|Posted on Saturday, April 16, 2005 - 12:09 am: |
POE'S PROGENY - an anthology of contemporary stories inspired by classic dark fiction
30 original tales by Ramsey Campbell, Mark Morris, Nicholas Royle, Simon Clark, Donald Burleson, Conrad Williams, Tim Lebbon, Joel Lane, Mike O'Driscoll, Rhys Hughes, and 20 other fine writers of modern horror, including an introduction by Michael Marshall Smith.
200,000 words (including two novellas and three novelettes); nigh on 400 pages; homage to the greats!
Check out: http://www.fusinghorizons.com/poesprogeny.html
Now available to pre-order in paperback:
UK £11.99 (+ £2 P&P)
US $23 (+ $6/$12 P&P)
EUROPE 18 EUROS (+ 5 EUROS P&P)
Limited-edition hardback also available:
UK £29.99 (+ £3 P&P)
US $55 (+ $8/$15 P&P)
EUROPE 44 EUROS (+ 8 EUROS P&P)
Use Paypal or send a cheque (details on website)
Here's a sneak preview of some of the delights in store...
* Vintage Ramsey Campbell in 'Just Behind You' - arguably his finest supernatural story in years.
* 'Papa Loaty' is a 22,000-word novella from Donald Burleson, set in America's southern deserts; a gorgeous ghostly tale.
* Conrad Williams summons the Lovecraftian cosmic in 'Once Seen'.
* Algernon Blackwood's darkest moments are captured inexorably by Mark Morris in 'The Places They Hide'.
* Mike O'Driscoll's 'The Hurting House' draws Poe's tell-tale heart into the present.
And so much more, including a cover to die for! Go on, take a look: http://www.fusinghorizons.com/poesprogeny.html
|Posted on Sunday, April 17, 2005 - 12:47 pm: |
* Tim Lebbon elucidates nature's finely balanced vicissitudes in his Machenian 'The Ripple in the Veil'.
* In a story entitled 'Sitting Tenant', Nicholas Royle shows how the haunted house doesn't always possess shadowy gables...
* Rhys Hughes will break your mind with a quicksilver tale of culinary hallucination called 'The Jam of Hypnos', inspired by Borges!
* In 'The Cubicle Wall', Dominick Cancilla strips the wallpaper from modern office life, and reveals how patterns are sought nonetheless.

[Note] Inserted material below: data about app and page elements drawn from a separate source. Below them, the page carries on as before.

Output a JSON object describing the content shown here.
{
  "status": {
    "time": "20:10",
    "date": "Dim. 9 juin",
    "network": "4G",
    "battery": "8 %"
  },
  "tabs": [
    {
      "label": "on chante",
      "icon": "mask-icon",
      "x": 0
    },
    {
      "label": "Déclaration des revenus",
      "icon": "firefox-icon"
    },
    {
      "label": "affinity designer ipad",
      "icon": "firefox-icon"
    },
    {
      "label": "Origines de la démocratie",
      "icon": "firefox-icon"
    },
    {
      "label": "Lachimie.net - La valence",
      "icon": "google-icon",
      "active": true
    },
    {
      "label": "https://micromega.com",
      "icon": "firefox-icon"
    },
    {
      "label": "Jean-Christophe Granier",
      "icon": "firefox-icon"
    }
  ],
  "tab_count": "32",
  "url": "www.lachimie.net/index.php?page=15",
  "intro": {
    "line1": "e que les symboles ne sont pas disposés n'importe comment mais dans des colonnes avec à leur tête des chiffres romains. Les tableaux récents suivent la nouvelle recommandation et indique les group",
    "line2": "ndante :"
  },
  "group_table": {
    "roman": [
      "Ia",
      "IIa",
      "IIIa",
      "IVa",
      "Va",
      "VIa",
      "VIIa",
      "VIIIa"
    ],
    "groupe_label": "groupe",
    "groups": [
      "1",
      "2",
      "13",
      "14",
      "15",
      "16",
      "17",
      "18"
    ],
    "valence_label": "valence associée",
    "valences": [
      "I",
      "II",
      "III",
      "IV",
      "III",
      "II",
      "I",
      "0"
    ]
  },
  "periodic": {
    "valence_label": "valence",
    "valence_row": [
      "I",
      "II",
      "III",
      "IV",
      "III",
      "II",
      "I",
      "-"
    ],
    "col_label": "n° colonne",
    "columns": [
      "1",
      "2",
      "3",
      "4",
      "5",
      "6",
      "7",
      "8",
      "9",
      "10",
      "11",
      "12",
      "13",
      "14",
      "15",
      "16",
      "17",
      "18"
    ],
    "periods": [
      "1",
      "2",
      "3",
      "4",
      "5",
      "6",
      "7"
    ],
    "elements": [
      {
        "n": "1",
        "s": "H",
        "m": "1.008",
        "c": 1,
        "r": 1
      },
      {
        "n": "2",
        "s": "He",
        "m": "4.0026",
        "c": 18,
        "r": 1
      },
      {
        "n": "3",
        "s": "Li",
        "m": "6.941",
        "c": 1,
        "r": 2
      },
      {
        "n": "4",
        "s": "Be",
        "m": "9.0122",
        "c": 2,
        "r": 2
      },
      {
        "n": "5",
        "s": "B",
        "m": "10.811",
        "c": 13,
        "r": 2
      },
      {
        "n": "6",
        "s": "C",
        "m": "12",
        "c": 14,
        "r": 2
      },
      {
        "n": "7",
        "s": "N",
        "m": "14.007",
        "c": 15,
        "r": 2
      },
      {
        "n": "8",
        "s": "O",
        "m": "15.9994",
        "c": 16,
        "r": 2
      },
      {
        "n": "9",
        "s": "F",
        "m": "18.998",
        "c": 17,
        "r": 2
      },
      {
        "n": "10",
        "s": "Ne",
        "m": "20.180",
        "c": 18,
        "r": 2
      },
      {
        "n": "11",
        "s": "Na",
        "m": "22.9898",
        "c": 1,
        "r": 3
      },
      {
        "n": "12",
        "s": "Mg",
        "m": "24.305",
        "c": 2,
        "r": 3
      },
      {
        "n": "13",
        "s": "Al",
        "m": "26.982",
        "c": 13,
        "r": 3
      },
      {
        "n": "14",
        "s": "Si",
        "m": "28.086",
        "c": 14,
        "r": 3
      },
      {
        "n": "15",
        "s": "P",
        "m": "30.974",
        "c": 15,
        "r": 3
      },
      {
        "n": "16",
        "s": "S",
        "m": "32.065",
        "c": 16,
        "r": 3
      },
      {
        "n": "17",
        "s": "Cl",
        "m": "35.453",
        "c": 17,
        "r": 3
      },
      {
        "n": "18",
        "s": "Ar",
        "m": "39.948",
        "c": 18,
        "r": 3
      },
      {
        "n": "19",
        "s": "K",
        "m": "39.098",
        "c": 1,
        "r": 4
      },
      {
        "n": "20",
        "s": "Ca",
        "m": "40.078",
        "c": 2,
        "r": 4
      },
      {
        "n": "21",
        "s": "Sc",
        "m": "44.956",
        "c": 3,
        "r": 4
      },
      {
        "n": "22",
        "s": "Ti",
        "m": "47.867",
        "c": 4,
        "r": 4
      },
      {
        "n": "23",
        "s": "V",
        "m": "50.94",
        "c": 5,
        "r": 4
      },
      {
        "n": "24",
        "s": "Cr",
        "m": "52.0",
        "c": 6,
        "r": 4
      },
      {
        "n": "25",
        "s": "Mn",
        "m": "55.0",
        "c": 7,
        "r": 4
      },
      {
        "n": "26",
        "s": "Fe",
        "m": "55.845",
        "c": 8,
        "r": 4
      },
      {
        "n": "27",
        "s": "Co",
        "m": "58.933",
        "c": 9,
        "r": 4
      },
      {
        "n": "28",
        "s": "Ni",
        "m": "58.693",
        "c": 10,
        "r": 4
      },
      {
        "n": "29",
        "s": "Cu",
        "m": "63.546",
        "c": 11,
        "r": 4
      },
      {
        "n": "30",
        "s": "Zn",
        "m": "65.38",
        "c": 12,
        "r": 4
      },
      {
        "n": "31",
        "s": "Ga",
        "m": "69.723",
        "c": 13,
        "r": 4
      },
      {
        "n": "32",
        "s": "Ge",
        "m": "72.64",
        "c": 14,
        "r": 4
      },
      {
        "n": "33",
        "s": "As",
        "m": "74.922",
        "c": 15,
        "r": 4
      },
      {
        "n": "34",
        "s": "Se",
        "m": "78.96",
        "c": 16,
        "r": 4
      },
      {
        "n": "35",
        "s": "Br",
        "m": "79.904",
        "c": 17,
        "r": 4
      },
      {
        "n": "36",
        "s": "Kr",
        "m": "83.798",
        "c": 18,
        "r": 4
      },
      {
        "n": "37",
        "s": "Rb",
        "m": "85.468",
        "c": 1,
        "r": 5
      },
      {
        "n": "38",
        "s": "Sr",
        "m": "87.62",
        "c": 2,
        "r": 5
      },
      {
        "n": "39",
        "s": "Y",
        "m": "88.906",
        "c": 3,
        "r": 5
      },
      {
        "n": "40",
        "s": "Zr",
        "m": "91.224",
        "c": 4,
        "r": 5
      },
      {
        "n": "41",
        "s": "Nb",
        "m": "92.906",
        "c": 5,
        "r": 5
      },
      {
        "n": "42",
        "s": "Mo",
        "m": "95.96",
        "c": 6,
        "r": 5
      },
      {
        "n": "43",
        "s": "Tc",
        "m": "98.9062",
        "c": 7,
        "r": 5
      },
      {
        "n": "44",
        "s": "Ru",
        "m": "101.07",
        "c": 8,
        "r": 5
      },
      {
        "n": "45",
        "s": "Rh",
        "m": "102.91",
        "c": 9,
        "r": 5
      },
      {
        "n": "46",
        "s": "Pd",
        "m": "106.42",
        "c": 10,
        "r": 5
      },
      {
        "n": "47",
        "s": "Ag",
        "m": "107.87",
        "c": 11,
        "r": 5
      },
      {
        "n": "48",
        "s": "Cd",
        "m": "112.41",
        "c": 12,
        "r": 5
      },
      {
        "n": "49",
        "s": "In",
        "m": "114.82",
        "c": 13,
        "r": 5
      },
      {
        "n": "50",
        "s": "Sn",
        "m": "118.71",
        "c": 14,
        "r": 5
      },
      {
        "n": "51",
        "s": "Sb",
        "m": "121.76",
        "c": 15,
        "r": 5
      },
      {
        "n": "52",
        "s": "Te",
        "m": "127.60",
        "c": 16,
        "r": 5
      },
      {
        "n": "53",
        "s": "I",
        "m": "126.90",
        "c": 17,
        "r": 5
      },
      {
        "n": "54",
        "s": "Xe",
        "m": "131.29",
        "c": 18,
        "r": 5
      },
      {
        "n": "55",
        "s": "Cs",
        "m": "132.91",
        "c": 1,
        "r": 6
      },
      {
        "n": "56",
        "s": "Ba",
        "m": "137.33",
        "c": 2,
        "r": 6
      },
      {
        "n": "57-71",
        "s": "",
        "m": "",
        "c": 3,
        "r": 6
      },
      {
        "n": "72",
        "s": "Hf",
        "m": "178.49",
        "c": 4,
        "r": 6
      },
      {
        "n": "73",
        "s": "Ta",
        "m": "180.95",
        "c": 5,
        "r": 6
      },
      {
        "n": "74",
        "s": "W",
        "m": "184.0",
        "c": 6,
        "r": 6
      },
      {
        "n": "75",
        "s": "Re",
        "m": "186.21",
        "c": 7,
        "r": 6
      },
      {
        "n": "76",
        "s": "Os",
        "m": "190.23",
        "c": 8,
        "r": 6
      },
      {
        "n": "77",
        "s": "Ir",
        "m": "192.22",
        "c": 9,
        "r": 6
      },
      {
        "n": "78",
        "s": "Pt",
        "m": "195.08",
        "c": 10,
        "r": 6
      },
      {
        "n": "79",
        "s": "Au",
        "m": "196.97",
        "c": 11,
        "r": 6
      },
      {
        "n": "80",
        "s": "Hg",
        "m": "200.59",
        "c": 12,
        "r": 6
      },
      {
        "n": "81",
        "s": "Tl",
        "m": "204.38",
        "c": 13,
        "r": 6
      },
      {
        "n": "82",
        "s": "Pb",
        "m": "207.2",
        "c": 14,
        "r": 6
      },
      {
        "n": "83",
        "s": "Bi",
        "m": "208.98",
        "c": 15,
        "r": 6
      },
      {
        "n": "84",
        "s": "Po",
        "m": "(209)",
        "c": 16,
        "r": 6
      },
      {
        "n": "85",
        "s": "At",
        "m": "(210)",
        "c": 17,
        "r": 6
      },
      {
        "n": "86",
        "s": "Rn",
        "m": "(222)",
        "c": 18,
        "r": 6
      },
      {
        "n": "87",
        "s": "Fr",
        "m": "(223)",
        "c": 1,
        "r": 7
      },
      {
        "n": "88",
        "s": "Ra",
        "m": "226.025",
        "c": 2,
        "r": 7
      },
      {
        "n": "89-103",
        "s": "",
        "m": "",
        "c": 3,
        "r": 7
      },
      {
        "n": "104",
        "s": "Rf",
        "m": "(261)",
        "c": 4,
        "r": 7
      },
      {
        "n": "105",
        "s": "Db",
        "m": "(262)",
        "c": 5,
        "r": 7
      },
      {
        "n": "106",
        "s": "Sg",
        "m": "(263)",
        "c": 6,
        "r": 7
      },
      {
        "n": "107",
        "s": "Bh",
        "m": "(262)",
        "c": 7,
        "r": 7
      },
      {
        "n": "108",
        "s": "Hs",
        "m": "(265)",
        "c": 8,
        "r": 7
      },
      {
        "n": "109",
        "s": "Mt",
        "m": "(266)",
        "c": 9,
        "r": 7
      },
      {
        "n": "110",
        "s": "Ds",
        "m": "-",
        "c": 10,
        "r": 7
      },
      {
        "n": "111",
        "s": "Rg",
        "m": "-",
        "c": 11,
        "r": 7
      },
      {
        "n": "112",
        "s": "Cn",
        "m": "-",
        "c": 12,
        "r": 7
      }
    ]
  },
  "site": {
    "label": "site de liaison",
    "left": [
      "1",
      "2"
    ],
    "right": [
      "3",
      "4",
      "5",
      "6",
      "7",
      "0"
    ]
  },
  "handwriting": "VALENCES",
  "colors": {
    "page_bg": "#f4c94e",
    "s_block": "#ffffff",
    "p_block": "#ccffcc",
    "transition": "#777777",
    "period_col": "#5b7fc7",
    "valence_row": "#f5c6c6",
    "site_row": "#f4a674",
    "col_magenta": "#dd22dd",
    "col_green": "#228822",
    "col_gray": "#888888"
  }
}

* Joel Lane draws upon that thoroughly dark master Cornell Woolrich in order to present a very modern nightmare: read 'A Night On Fire'!
* In 'Save The Snutch', Antony Mann mixes comedy with the most unlikely source of Frankenstein...